● EXERCISE DETAILS
Only the lines with "default" in them need to be copied from the listing.
### MATERIAL SUPPLIED ###
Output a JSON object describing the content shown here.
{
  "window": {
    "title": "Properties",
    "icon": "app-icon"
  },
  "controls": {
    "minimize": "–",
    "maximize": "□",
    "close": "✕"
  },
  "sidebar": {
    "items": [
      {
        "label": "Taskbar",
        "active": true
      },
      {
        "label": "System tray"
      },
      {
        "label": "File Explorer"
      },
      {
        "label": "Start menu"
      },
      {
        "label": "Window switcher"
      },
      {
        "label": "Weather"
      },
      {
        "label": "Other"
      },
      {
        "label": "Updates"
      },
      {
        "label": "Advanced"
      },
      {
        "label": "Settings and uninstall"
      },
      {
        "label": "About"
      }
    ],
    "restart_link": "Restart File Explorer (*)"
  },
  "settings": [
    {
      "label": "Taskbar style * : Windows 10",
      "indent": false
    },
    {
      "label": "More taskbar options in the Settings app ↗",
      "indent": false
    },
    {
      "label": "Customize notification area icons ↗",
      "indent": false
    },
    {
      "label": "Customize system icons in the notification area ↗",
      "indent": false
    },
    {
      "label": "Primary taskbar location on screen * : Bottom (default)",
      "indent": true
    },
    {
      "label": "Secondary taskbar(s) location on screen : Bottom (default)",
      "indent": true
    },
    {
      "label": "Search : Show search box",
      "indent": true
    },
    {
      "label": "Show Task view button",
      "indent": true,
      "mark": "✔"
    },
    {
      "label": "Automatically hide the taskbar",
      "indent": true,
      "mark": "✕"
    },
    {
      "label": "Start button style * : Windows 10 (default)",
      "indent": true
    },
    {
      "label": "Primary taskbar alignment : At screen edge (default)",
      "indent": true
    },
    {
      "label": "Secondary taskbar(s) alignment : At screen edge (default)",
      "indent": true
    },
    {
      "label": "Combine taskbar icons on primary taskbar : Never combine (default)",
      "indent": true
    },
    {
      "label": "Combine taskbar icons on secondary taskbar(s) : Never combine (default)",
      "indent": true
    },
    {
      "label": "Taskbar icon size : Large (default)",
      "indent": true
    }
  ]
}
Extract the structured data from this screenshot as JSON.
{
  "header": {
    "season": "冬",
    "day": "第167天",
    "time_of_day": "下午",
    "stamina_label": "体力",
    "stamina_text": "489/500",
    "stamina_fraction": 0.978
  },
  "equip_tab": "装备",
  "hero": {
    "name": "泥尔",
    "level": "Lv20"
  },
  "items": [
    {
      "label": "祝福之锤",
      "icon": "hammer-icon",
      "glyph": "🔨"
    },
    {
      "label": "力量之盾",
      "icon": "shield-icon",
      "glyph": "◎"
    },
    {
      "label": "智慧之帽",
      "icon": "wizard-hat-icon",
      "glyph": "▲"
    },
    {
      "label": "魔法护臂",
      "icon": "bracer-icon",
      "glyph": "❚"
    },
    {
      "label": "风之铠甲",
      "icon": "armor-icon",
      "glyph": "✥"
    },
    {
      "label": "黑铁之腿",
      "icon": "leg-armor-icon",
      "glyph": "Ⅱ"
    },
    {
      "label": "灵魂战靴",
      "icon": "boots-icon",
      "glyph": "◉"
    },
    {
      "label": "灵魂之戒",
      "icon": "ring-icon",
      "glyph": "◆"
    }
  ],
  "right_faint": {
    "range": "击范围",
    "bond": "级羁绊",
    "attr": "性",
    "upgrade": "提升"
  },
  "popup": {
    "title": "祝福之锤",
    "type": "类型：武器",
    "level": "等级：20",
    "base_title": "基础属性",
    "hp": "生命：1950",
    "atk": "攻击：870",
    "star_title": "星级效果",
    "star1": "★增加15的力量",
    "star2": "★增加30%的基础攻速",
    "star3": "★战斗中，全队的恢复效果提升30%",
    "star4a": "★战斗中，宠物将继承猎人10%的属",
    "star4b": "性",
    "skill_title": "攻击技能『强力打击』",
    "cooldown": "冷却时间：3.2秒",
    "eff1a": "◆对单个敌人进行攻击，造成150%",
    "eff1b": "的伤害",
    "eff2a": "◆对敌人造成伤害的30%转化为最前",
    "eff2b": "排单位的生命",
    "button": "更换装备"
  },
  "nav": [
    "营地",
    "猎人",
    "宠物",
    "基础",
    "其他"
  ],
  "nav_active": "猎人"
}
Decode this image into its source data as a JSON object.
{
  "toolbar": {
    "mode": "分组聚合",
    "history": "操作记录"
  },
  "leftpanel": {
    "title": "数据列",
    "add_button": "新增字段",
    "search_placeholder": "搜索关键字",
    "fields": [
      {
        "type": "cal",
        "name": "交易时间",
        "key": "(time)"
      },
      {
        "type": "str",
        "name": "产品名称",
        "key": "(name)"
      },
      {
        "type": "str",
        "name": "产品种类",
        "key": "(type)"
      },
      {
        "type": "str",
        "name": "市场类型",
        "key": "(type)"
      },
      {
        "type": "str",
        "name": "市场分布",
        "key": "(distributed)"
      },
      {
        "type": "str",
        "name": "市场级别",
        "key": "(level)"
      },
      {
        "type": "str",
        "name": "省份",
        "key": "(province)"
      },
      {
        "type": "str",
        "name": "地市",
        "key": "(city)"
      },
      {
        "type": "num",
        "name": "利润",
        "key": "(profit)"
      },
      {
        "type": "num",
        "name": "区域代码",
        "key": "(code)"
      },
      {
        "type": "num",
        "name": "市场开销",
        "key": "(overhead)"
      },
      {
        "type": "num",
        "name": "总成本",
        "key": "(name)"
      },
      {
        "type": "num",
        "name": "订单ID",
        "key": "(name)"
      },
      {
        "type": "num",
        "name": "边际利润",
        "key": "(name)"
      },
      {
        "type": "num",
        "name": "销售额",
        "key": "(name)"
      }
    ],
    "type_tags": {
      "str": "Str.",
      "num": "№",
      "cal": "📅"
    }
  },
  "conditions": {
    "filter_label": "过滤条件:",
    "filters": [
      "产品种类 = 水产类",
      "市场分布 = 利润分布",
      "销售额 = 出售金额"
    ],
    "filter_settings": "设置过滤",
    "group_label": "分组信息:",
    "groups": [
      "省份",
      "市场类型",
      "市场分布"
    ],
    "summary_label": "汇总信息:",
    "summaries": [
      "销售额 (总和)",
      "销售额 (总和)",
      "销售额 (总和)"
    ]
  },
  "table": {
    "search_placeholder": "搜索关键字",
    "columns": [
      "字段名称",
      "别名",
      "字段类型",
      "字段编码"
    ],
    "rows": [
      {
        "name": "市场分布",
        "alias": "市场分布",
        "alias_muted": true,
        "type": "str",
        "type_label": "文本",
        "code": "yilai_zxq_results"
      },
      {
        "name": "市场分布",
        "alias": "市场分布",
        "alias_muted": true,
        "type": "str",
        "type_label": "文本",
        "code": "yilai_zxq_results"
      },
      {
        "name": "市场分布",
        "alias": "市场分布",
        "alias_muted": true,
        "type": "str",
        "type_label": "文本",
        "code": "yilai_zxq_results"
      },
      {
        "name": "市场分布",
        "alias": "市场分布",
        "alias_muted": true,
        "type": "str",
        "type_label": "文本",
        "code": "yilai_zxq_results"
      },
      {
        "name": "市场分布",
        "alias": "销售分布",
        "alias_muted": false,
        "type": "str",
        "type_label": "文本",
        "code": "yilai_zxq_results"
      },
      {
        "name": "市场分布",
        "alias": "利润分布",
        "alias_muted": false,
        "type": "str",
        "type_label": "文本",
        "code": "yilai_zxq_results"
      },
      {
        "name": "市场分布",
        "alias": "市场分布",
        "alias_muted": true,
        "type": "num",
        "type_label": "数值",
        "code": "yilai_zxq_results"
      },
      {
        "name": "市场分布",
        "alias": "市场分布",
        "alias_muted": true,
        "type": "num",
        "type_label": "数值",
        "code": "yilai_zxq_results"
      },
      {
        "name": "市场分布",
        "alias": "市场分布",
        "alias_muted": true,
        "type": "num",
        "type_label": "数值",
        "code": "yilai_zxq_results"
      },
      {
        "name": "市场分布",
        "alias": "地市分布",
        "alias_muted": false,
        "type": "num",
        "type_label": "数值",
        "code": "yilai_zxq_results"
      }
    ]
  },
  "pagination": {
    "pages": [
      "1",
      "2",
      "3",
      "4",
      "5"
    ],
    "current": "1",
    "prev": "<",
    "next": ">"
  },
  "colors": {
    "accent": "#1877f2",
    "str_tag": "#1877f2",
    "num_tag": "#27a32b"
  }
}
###
● SOLUTION BELOW
      "label": "Primary taskbar location on screen * : Bottom (default)",
      "label": "Secondary taskbar(s) location on screen : Bottom (default)",
      "label": "Start button style * : Windows 10 (default)",
      "label": "Primary taskbar alignment : At screen edge (default)",
      "label": "Secondary taskbar(s) alignment : At screen edge (default)",
      "label": "Combine taskbar icons on primary taskbar : Never combine (default)",
      "label": "Combine taskbar icons on secondary taskbar(s) : Never combine (default)",
      "label": "Taskbar icon size : Large (default)",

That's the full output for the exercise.